Mom Edith’s homecoming was filled with activities befitting a National Artist. On August 9, she personally attended the launch of the exhibit about her and her works at the Peoples’ Museum and Library, also in Bayombong; and on August 10, her bust, a banded marble with gold finish created by poet-sculptor Raul Funilas of the University of the Philippines, was unveiled.
This was followed by a series of lectures on Mom Edith’s works. Ateneo de Manila Associate Professor Oscar Campomanes lectured on the new criticism in the Philippines which the Tiempos modified and brought to the country from the United States, followed by UST Assistant Professor Ralph Semino Galan who lectured on some of the love poems of Mom Edith, then by UST Associate Professor Ferdinand Lopez who looked into the Bakla as a suppressed sexuality in Mom Edith’s pink fictions: Of Chambers and The Dam. UST Assistant Professor John Jack Wigley looked at the mapping of feminine spatiality in Mom Edith’s short story The Corral, followed by UST Assistant Professor Joselito Zulueta who shared his reading of one of Mom Edith’s novels, A Blade of Fern.
The lecture-series was capped by a lecture by Mom Edith herself, where she discussed the four ways of enhancing poetic content. Mom Edith shared her contention that today’s poets are more concerned with form, when they should be more concerned with the content or substance of the poem. She shared four ways of enhancing a poem: through reverberation, use of wit and sharp humor, use of learned and scholarly esoteric materials, and adoption of unusual and startling concept and idea.
Following the lecture series were some ceremonies which included the reading of the resolution conferring on Mom Edith the Gaddang name Casta, which means ‘powerful’ and ‘beautiful’; and of the resolution declaring April 22, her birthday, as a municipal holiday.

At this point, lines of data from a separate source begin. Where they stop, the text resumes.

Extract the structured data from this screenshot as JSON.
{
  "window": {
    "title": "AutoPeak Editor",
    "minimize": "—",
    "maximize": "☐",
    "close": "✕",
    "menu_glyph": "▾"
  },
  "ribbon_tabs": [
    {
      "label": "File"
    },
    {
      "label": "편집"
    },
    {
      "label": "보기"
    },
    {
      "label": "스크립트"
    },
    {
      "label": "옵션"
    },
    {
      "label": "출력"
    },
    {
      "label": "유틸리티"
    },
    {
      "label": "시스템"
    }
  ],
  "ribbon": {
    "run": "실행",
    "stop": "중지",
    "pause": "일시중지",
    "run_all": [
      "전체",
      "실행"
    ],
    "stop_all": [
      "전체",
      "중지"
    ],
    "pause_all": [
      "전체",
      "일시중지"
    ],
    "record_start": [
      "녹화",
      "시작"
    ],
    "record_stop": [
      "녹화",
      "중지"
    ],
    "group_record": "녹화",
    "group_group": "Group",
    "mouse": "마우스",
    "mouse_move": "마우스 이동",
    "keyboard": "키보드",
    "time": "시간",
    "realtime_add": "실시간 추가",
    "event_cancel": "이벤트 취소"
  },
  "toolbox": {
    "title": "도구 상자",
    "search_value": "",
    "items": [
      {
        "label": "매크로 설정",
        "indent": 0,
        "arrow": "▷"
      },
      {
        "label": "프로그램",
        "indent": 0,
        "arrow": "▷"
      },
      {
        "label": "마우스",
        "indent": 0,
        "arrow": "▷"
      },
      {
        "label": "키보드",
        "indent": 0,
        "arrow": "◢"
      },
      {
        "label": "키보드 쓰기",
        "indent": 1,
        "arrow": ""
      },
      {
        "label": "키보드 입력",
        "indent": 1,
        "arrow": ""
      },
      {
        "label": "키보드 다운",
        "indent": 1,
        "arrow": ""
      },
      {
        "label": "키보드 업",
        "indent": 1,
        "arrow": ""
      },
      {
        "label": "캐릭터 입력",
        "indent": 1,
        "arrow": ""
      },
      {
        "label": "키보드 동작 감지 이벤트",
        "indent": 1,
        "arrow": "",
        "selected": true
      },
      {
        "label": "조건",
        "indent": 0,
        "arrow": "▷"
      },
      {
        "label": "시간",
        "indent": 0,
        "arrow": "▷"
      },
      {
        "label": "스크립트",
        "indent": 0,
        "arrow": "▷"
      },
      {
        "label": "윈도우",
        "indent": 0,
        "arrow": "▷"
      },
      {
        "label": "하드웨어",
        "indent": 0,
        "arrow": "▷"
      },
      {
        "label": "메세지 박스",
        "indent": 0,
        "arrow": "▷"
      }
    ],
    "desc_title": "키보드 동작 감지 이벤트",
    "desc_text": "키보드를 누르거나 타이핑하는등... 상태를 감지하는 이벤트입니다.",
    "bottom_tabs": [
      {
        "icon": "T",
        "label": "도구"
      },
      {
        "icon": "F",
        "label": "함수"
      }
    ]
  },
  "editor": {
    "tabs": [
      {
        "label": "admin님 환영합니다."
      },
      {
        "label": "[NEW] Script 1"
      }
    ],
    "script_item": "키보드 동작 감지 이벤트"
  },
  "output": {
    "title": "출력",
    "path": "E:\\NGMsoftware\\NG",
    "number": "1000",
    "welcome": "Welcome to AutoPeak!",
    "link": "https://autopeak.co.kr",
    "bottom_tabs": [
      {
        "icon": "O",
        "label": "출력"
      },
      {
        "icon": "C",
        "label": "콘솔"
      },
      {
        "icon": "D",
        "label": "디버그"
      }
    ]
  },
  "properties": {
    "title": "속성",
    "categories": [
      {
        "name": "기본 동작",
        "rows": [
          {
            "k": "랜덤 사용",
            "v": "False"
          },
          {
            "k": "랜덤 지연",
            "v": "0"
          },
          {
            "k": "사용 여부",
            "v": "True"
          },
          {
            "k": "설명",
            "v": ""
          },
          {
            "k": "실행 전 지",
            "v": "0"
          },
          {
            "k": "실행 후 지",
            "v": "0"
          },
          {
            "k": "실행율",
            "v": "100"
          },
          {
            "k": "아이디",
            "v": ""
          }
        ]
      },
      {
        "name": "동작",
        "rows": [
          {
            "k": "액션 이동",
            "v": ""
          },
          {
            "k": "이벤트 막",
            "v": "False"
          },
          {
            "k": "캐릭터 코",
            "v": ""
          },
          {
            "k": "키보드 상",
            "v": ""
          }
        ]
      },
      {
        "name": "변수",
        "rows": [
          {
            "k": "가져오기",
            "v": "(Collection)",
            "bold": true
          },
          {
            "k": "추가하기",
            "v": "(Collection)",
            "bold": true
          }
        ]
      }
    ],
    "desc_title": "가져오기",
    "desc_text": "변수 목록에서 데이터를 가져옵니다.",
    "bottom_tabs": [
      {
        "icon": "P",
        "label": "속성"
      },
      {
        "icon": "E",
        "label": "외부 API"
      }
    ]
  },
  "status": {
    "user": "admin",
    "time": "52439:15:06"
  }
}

In her speech, Dr. Gilo-Abon said that the activities were not just a celebration of arts and culture nor of Mom Edith being a Novo Vizcayano, but more importantly, of the fact that she belongs to one of the indigenous groups in the province—the Gaddang. She told the audience, “This is about loving. This is about family. This is about togetherness. This is about coming home.”
First published in the August 14 issue of Manila Times with the title, Edith Lopez Tiempo Goes Home.